5.. We do not provide courses for people who wish to set themselves up as bike mechanics. The courses are aimed specifically at meeting the needs and capabilities of the course candidates. Therefore there are no expected outcomes from the course. We start from a point which the candidate is currently at (whether it be removing a wheel, or stripping a hub) and take it from there, at a rate the candidate can learn effectively, to whatever level the candidate reaches at the end of the day. This means that we do not provide certification in competence (unless we are assessing a leader in a leader role, in addition to running a maintenance course), as the end point can vary so much.
6.. However, there are many areas of bike maintenance that we do not cover: Those requiring a deal of specific tools, mechanical or equipment specific knowledge for example stripping of suspension forks, wheel building. To your advantage, we do provide advice on how something should work effectively, so that people know when it is not. In these circumstances, we advise candidates to take it to an appropriate bike shop.
7.. If you have concerns about the provision of cycle maintenance courses, consider the City and Guilds course in cycle maintenance or the Cytech qualifications. Are these effective? If you think that they are, then does that mean that other organisations cannot provide the same principles in different circumstances and to a different depth of knowledge. If you think that they are not, then what evidence is there to suggest that any bike mechanic is competent at their job?

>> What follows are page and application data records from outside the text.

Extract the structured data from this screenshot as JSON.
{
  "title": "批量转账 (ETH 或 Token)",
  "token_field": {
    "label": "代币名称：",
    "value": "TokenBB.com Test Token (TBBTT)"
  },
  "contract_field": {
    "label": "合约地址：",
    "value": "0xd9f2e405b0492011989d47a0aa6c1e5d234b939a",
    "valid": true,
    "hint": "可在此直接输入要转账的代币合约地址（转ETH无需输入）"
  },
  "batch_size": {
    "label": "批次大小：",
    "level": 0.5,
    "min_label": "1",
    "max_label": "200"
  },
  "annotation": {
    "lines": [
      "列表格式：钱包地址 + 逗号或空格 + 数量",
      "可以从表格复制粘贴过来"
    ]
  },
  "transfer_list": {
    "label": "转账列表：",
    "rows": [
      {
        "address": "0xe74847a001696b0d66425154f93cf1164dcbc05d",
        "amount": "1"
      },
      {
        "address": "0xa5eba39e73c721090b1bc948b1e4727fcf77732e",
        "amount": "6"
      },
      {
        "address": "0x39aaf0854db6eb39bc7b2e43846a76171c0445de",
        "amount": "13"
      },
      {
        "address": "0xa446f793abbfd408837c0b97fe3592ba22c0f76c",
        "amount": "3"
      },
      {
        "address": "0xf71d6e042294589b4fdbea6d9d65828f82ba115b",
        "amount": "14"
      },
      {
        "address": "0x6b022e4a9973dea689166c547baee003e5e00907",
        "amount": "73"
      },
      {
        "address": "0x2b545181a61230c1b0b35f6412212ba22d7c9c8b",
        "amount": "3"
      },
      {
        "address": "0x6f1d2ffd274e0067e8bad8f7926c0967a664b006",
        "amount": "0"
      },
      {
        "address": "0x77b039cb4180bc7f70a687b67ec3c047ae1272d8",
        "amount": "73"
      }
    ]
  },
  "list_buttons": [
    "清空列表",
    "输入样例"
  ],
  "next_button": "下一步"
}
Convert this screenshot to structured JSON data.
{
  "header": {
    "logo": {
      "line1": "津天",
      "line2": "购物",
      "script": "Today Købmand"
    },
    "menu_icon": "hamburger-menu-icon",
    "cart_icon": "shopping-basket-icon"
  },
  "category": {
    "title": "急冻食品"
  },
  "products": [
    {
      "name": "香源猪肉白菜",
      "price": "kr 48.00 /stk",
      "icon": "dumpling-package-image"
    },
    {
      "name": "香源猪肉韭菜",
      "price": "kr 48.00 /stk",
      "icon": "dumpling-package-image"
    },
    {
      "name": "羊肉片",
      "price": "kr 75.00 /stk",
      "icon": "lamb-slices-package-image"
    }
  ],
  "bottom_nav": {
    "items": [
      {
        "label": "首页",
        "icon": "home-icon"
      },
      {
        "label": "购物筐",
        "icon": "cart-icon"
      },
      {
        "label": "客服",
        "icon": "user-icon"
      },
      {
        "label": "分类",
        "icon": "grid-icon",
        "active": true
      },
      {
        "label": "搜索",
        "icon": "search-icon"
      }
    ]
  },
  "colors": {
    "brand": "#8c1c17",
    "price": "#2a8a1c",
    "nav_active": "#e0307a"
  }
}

8.. Concerns about running cycle maintenance courses need to be directed to all providers, not just OTC. There are several colleges providing these courses. Indeed there are several bike shops! Even more oddly, the bike biz website has a maintenance course provider advertising banner at its head!
9.. If the number of people attending mountain bike maintenance courses from OTC raises concerns about taking business away from the bike trade, indeed even putting shops out of business, I have this to reassure you: There is likely to be provision for around 40 places on maintenance courses during the foot and mouth epidemic in the UK. If the bike trade is dependant on this number of people, then it must be in a sorry state already.